If a good time for a short time is acceptable, then enjoy learning from everyone you meet, have fun and appreciate your differences. Big deal if he’s a vegetarian and you love a good hamburger.
Q: Would you recommend people with different lifestyles get together in the first place?
A: Let’s face it you simply can’t invent chemistry. Many times opposites do attract. I think you want to become your best self in a relationship. Sometimes adapting to your mates lifestyle a little bit is good. Being aware of the environment and how to preserve it is good for the world.
If one person drives an electric car and the other chugs around in a gas-guzzler, you must find a way to accept it or compromise. It’s the same with a vegan and someone who enjoys eating meat. One night it’s a vegan restaurant, the next time, it’s a steak house.
Q: Is there a breaking point where there’s just too much change in a relationship?
A: No matter how many differences there are between you and the person you care about, be aware that chemistry is non-negotiable. If a relationship has a lot of chemistry there is nothing you can do to stop it. If there is not enough chemistry, there is nothing you can do to create it.
Q: Is it easier to be flexible and compromise when you’re younger or older? Or is it always hard?
A: I think we are more flexible when we are younger, but again, I’m going to go back to chemistry here. If a relationship is going to work, it should be easy, like putting your hand into a glove. Too many difficulties are big warning signs. If a problem arises, it should be easy to fix with a small mention or a short, sweet discussion. Make it a sandwich, two slices of praise at the beginning and end and a tiny bit of criticism in the middle.
But don’t try any major overhauls. If you can’t accept a person for the way he is, don’t try to change him. In the long run, it is better to find another. My grandmother always said, “You can’t teach a pig to sing. You won’t be able to and you will only irritate the pig.”
Q: Advice for approaching and accomplishing a compromise?
A: Figure out what you can and can’t live with day-to-day. I recommend choosing 3 qualities that are important to you. Whenever you meet a person who does not have the character traits, which are important to you, turn your back before you get emotionally involved. Make up your mind to date people you admire and with whom you share common goals. Stay away from the “time gobblers.” Time is our most valuable asset on this earth.

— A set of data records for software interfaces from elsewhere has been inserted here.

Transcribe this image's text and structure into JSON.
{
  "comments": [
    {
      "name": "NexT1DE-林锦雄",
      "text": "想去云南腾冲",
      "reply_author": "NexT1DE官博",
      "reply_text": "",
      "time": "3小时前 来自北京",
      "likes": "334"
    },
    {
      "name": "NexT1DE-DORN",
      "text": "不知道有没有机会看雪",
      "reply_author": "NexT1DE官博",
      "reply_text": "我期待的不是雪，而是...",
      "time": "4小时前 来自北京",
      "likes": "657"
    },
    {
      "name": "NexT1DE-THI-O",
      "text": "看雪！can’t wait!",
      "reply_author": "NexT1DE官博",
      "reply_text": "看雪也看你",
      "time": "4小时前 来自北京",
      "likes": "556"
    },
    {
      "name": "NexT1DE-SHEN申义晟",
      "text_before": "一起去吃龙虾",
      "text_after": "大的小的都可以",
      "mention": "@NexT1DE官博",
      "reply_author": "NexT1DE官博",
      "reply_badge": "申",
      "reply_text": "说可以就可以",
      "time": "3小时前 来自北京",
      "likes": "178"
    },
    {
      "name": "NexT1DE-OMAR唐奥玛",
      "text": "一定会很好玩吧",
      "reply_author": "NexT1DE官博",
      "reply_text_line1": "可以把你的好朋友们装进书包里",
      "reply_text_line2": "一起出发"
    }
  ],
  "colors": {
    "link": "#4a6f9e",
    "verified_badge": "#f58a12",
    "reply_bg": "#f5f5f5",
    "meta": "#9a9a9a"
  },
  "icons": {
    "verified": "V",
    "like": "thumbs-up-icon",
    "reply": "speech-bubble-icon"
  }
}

I think the key takeaway here is chemistry and respect. People are different, and people are always changing. Justin and I have a lot of respect for each other even if we have different opinions.
Do you have any tips for going through lifestyle changes with a partner?